_Problem statement:_ Look through the data below and show every line that includes "trendritim".
====== Listed entries
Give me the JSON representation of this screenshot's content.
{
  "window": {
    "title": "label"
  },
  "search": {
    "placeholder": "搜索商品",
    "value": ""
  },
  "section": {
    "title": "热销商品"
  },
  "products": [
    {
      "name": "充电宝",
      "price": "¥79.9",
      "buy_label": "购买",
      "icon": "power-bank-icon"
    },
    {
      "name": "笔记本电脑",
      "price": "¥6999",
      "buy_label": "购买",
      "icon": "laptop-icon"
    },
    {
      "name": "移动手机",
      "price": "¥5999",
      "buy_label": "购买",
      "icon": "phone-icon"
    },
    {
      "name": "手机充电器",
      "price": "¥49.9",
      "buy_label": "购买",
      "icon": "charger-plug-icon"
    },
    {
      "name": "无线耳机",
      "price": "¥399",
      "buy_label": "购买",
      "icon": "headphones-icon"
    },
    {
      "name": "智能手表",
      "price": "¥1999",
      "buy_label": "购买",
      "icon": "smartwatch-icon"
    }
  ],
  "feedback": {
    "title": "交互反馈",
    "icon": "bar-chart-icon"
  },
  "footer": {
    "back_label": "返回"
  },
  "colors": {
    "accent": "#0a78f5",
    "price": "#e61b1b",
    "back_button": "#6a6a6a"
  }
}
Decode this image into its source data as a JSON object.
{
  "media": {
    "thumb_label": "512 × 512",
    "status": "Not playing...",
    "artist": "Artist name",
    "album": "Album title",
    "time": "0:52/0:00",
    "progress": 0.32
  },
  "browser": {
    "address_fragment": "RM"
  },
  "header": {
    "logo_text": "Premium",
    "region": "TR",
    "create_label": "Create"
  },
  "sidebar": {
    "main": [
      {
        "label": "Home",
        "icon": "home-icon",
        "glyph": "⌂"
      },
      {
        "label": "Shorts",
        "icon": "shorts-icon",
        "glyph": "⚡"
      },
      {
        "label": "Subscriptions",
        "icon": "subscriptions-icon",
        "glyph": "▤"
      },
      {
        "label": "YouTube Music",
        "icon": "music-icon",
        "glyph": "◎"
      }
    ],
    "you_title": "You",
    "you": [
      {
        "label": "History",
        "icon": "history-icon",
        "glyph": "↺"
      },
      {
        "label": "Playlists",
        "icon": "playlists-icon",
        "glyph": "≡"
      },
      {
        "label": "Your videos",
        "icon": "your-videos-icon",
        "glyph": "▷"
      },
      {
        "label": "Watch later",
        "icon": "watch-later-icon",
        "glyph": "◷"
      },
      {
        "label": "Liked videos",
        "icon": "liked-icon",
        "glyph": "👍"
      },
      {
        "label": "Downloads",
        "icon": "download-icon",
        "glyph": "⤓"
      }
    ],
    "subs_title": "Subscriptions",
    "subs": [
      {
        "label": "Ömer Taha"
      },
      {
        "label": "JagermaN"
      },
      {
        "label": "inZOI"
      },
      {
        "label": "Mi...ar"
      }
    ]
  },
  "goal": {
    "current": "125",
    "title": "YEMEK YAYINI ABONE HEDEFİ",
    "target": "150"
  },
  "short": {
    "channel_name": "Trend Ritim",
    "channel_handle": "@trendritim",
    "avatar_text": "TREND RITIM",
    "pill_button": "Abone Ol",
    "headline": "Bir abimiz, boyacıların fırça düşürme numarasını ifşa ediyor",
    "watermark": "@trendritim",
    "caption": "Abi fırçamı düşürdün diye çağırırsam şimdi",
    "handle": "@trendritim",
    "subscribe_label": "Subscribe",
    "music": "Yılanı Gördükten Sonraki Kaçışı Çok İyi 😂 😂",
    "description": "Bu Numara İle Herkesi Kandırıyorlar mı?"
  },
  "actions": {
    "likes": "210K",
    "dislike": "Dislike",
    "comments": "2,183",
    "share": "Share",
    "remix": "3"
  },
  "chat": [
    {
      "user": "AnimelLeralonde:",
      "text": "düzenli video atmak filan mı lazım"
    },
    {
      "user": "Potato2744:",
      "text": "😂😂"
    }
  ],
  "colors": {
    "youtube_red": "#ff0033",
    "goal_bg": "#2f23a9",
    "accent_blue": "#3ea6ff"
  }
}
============
_Answer space:_
    "channel_handle": "@trendritim",
    "watermark": "@trendritim",
    "handle": "@trendritim",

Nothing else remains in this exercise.